Dickinson joins Main Street ND initiative
Dickinson has joined the Main Street ND Initiative. Started by Gov. Doug Burgum, the program provides resources and guidelines to help create vibrant downtown areas and represents a unified effort across the state. The initiative looks at three p...
Dickinson has joined the Main Street ND Initiative.
Started by Gov. Doug Burgum, the program provides resources and guidelines to help create vibrant downtown areas and represents a unified effort across the state.
The initiative looks at three pillars: healthy, vibrant communities; 21st century workforce; and smart, efficient infrastructure.
"It's really an initiative that encourages the MSI communities to start to build these vibrant and revitalized downtown areas," Jennifer Strange, Downtown Dickinson Association executive director, said.
The DDA is joined in the effort by City of Dickinson, Dickinson Area Chamber of Commerce, Stark Development Corp. and Dickinson State University, among others.
Having attended a statewide Main Street ND summit, held in Bismarck on Feb. 12, Strange is excited about the prospects for Dickinson.
"After a team of nine or 10 of us from Dickinson went to the Main Street (ND) summit... we came back and said, let's make Dickinson an MSI community, and let's figure out how we can grow and develop and benefit from the governor's initiative," she said.
According to Strange, millennials identify a vibrant downtown as being key in considering where they want to live. This includes a vibrant nightlife, community-oriented activities, public markets, outdoor dining and seating, cultural arts and live music.
"The reality is fewer and fewer people need to go to a corporate campus for their job," she said. "Millennials especially can figure out how to work a job they like from a laptop, anywhere they want to live. That is groundbreaking."
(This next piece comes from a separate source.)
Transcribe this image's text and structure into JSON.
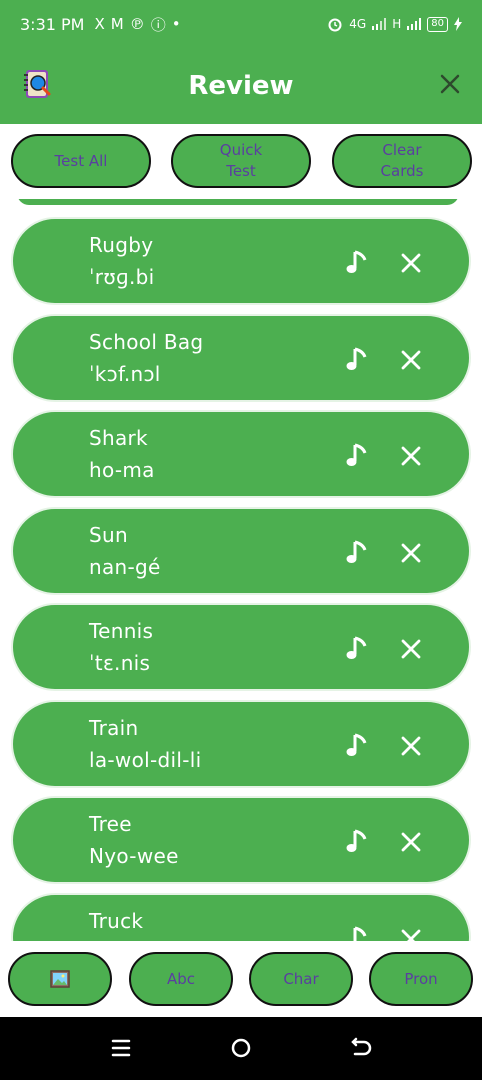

Positive qualities already in place in Dickinson include its historic architecture and downtown events, an effort that has been growing over several years.
"We have that idea and reality of cultural arts programming already happening in downtown Dickinson," Strange said. "Our hope as we develop the (MSI) aspect in Dickinson is we all start to work together and turn this into a concerted effort that benefits all stakeholders."
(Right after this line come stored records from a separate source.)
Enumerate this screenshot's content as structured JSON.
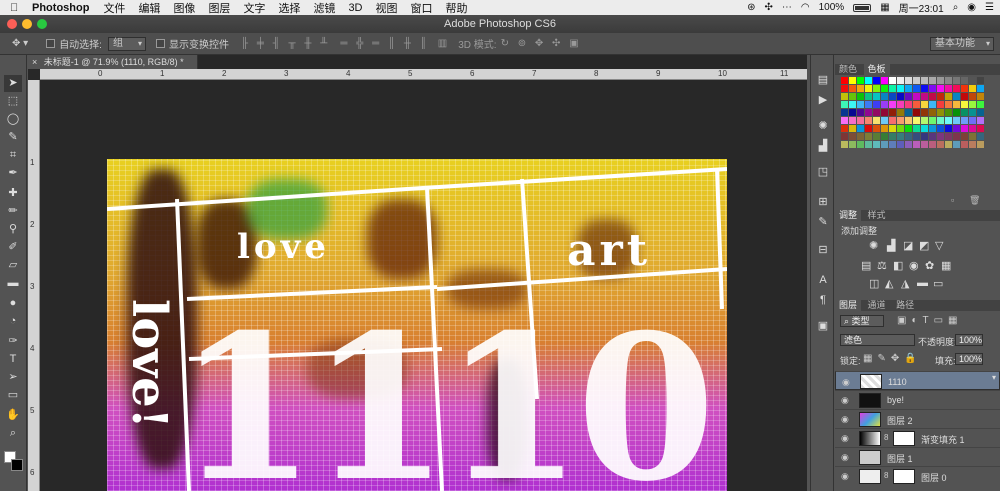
{
  "menubar": {
    "app_name": "Photoshop",
    "items": [
      "文件",
      "编辑",
      "图像",
      "图层",
      "文字",
      "选择",
      "滤镜",
      "3D",
      "视图",
      "窗口",
      "帮助"
    ],
    "battery": "100%",
    "clock": "周一23:01"
  },
  "titlebar": {
    "title": "Adobe Photoshop CS6"
  },
  "options": {
    "auto_select_label": "自动选择:",
    "auto_select_value": "组",
    "show_transform_label": "显示变换控件",
    "mode_3d_label": "3D 模式:",
    "workspace": "基本功能"
  },
  "document": {
    "tab_title": "未标题-1 @ 71.9% (1110, RGB/8) *",
    "ruler_top": [
      "0",
      "1",
      "2",
      "3",
      "4",
      "5",
      "6",
      "7",
      "8",
      "9",
      "10",
      "11"
    ],
    "ruler_left": [
      "1",
      "2",
      "3",
      "4",
      "5",
      "6"
    ],
    "artwork_texts": [
      "love",
      "art",
      "1110",
      "love!"
    ]
  },
  "panels": {
    "color_tabs": [
      "颜色",
      "色板"
    ],
    "adjust_tabs": [
      "调整",
      "样式"
    ],
    "adjust_title": "添加调整",
    "layers_tabs": [
      "图层",
      "通道",
      "路径"
    ],
    "filter_kind": "类型",
    "blend_mode": "滤色",
    "opacity_label": "不透明度:",
    "opacity_value": "100%",
    "lock_label": "锁定:",
    "fill_label": "填充:",
    "fill_value": "100%",
    "layers": [
      {
        "name": "1110"
      },
      {
        "name": "bye!"
      },
      {
        "name": "图层 2"
      },
      {
        "name": "渐变填充 1"
      },
      {
        "name": "图层 1"
      },
      {
        "name": "图层 0"
      }
    ]
  },
  "colors": {
    "accent": "#6b7c93",
    "panel_bg": "#535353",
    "canvas_bg": "#282828"
  }
}
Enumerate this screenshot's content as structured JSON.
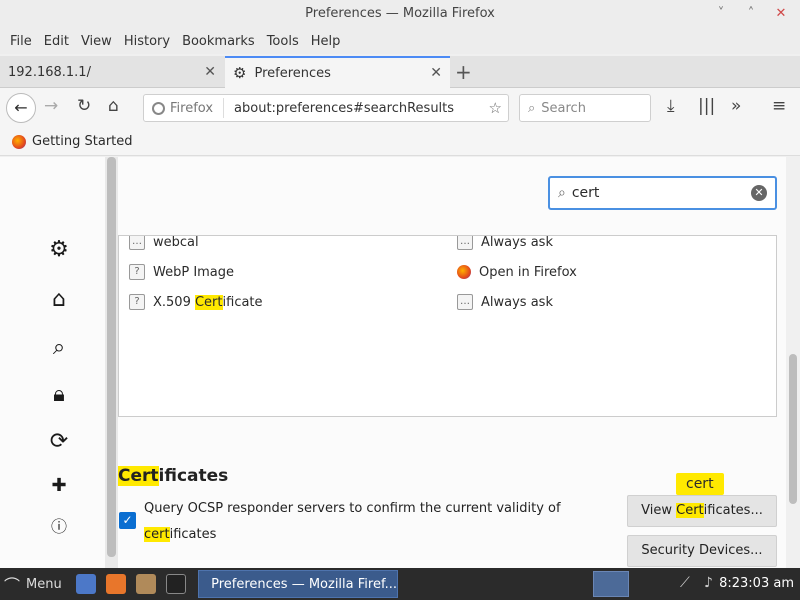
{
  "window": {
    "title": "Preferences — Mozilla Firefox",
    "controls": [
      "˅",
      "˄",
      "✕"
    ]
  },
  "menubar": [
    "File",
    "Edit",
    "View",
    "History",
    "Bookmarks",
    "Tools",
    "Help"
  ],
  "tabs": [
    {
      "label": "192.168.1.1/",
      "active": false
    },
    {
      "label": "Preferences",
      "active": true
    }
  ],
  "navbar": {
    "identity": "Firefox",
    "url": "about:preferences#searchResults",
    "search_placeholder": "Search"
  },
  "bookmarks": {
    "getting_started": "Getting Started"
  },
  "prefs_search": {
    "value": "cert"
  },
  "applications": [
    {
      "type": "webcal",
      "action": "Always ask"
    },
    {
      "type_prefix": "WebP Image",
      "action": "Open in Firefox"
    },
    {
      "type_prefix": "X.509 ",
      "type_highlight": "Cert",
      "type_suffix": "ificate",
      "action": "Always ask"
    }
  ],
  "certificates": {
    "heading_highlight": "Cert",
    "heading_rest": "ificates",
    "ocsp_line1": "Query OCSP responder servers to confirm the current validity of",
    "ocsp_hl": "cert",
    "ocsp_rest": "ificates",
    "ocsp_checked": true,
    "tooltip": "cert",
    "view_btn_pre": "View ",
    "view_btn_hl": "Cert",
    "view_btn_post": "ificates...",
    "security_btn_pre": "Security ",
    "security_btn_rest": "Devices..."
  },
  "taskbar": {
    "menu": "Menu",
    "task_title": "Preferences — Mozilla Firef...",
    "clock": "8:23:03 am"
  }
}
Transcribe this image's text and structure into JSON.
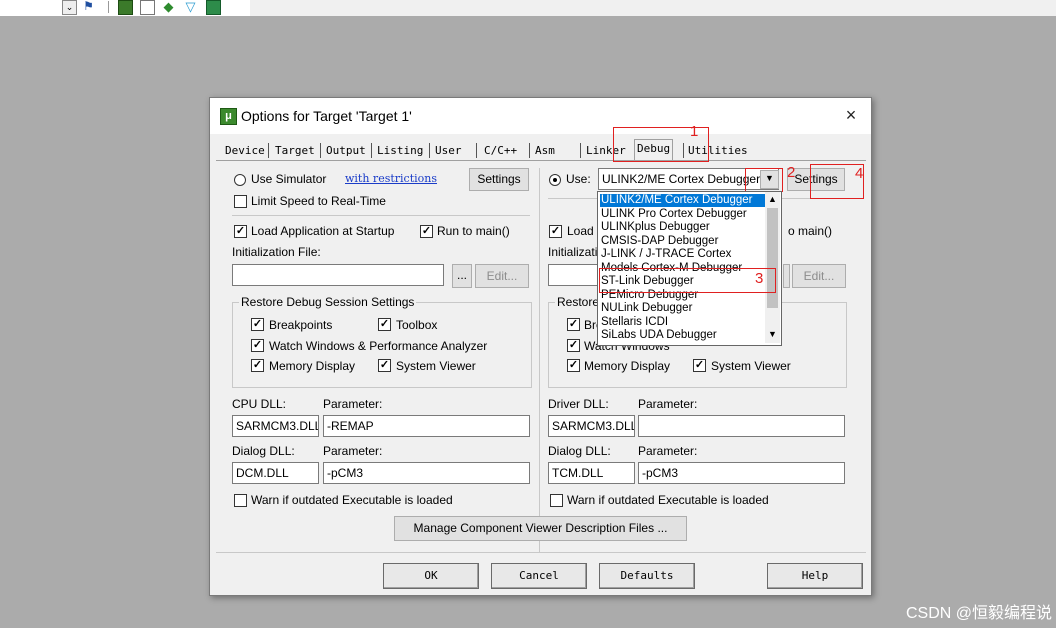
{
  "toolbar": {
    "icons": [
      "dropdown-arrow-icon",
      "network-icon",
      "tree-icon",
      "list-icon",
      "diamond-icon",
      "funnel-icon",
      "image-icon"
    ]
  },
  "dialog": {
    "title": "Options for Target 'Target 1'",
    "close": "×",
    "tabs": [
      "Device",
      "Target",
      "Output",
      "Listing",
      "User",
      "C/C++",
      "Asm",
      "Linker",
      "Debug",
      "Utilities"
    ],
    "active_tab": "Debug"
  },
  "left": {
    "use_simulator": "Use Simulator",
    "with_restrictions": "with restrictions",
    "settings": "Settings",
    "limit_speed": "Limit Speed to Real-Time",
    "load_app": "Load Application at Startup",
    "run_to_main": "Run to main()",
    "init_file_label": "Initialization File:",
    "browse": "...",
    "edit": "Edit...",
    "restore_title": "Restore Debug Session Settings",
    "breakpoints": "Breakpoints",
    "toolbox": "Toolbox",
    "watch": "Watch Windows & Performance Analyzer",
    "memory": "Memory Display",
    "sysviewer": "System Viewer",
    "cpu_dll_label": "CPU DLL:",
    "param_label": "Parameter:",
    "cpu_dll": "SARMCM3.DLL",
    "cpu_param": "-REMAP",
    "dialog_dll_label": "Dialog DLL:",
    "dialog_dll": "DCM.DLL",
    "dialog_param": "-pCM3",
    "warn": "Warn if outdated Executable is loaded"
  },
  "right": {
    "use": "Use:",
    "debugger_selected": "ULINK2/ME Cortex Debugger",
    "settings": "Settings",
    "load_partial": "Load",
    "run_partial": "o main()",
    "init_partial": "Initializatio",
    "edit": "Edit...",
    "restore_partial": "Restore",
    "breakpoints_partial": "Bre",
    "watch": "Watch Windows",
    "memory": "Memory Display",
    "sysviewer": "System Viewer",
    "driver_dll_label": "Driver DLL:",
    "param_label": "Parameter:",
    "driver_dll": "SARMCM3.DLL",
    "driver_param": "",
    "dialog_dll_label": "Dialog DLL:",
    "dialog_dll": "TCM.DLL",
    "dialog_param": "-pCM3",
    "warn": "Warn if outdated Executable is loaded"
  },
  "debugger_options": [
    "ULINK2/ME Cortex Debugger",
    "ULINK Pro Cortex Debugger",
    "ULINKplus Debugger",
    "CMSIS-DAP Debugger",
    "J-LINK / J-TRACE Cortex",
    "Models Cortex-M Debugger",
    "ST-Link Debugger",
    "PEMicro Debugger",
    "NULink Debugger",
    "Stellaris ICDI",
    "SiLabs UDA Debugger"
  ],
  "manage_btn": "Manage Component Viewer Description Files ...",
  "buttons": {
    "ok": "OK",
    "cancel": "Cancel",
    "defaults": "Defaults",
    "help": "Help"
  },
  "annotations": [
    "1",
    "2",
    "3",
    "4"
  ],
  "annotation_color": "#e02020",
  "selection_color": "#0078d7",
  "watermark": "CSDN @恒毅编程说"
}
Direction is also provided for common concerns, such as increasing local shopping.
"We learned that, for instance, 70 percent of all brick and mortar retail purchases happen between 4 and 9 p.m.," Strange said. "One of the things most vibrant downtown neighborhoods share is late night shopping."
Other positive features include outdoor seating and engaging storefronts. Currently being developed by the DDA is a downtown promenade.
The initiative also aims to quell urban drift.
"We're losing people when they hit an age of young adulthood because they go somewhere else," Strange said. "We also lose people when they age and become senior citizens. They move to where their kids have moved to, or to the bigger city for easier retail and health care services."
Being a part of the statewide effort is exciting, Strange said.
"We look forward to getting the information from them that might be available to us," she said. "They are the holders of a lot of really great information and resources that they can direct MSI communities to that could include granting opportunities."